Snow, wind, icicles and a today's 20 degree morning have not deterred these flowers. They still bloom, either through tenacity or grace. Maybe both. This message must be for me. If these flowers can hang on, I can keep writing, even when I don't feel like it, even though my rejection file overpowers my acceptance file.
Last night our visiting writer, poet Marilyn Nelson, gave a reading. Marilyn wowed the audience. She read from three works. Carver, A Life in Poems, is a young adult biography of George Washington Carver written in verse. It's very well done. The poems present Carver at different stages of his life and capture his thirst for knowledge and passion for science.
Marilyn was commissioned to write Fortune's Bones when she was poet laureate of Connecticut. The Mattatuck Museum found a skeleton tucked away in its basement and hired forensic scientists to discover its provenance. The skeleton was identified as that of a slave named Fortune who belonged to a doctor. When Fortune died, the doctor secretly dissected the body (illegal in the 19th century)and saved the bones for teaching anatomy. Nelson masterfully commemorates Fortune by imagining his skeleton from different points of view. The reader hears the voice of Fortune's wife, a slave in the same house, who dusts around her husband's bones, the doctor's voice as he begins to perform the illegal dissection, and others.

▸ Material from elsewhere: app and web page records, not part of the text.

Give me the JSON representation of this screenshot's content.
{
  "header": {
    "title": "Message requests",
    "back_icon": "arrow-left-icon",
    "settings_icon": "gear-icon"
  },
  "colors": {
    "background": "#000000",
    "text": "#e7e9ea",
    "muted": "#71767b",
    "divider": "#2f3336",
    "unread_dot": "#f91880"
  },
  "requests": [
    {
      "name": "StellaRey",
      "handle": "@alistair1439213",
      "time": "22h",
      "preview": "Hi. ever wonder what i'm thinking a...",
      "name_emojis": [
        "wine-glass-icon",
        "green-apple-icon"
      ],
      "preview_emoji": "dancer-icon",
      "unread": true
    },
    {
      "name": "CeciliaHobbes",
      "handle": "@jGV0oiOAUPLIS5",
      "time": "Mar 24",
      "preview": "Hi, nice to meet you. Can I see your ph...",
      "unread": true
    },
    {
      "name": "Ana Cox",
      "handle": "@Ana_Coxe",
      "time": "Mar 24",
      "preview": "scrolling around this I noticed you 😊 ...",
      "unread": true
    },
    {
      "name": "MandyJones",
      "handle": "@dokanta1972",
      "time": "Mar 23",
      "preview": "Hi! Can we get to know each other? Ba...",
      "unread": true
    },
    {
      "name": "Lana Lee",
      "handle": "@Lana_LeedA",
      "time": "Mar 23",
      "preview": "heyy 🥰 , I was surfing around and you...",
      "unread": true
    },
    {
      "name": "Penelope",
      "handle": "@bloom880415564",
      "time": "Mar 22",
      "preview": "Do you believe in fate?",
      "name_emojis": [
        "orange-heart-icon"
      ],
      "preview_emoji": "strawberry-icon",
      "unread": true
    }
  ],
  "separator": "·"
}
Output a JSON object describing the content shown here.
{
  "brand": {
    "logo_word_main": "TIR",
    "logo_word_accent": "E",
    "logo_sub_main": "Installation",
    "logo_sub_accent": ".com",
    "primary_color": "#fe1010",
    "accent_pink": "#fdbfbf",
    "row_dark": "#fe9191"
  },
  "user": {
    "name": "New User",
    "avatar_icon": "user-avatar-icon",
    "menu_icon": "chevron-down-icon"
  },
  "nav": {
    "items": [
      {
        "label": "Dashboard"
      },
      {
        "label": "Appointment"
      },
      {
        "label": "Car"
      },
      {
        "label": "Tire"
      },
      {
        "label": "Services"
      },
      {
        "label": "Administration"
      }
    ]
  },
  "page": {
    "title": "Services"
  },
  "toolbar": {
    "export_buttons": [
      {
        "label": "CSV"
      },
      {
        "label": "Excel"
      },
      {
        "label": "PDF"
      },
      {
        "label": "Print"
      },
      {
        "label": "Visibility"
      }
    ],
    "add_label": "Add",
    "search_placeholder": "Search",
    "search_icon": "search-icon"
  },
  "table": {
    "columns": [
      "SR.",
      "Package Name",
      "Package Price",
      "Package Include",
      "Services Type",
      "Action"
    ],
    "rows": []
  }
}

And then she read A Wreath for Emmett Till. This book is a heroic crown of sonnets reflecting on the 1955 murder of Emmett Till, a 14 year-old black boy from the North who visits his southern relatives and is lynched. The use of the strict form is masterful, conveying the brutality and horror of the event so skillfully and sensitively that it eulogizes Emmett and points the reader toward hope: "In my house, there is still something called grace, / which melts ice shards of hate and makes hearts whole."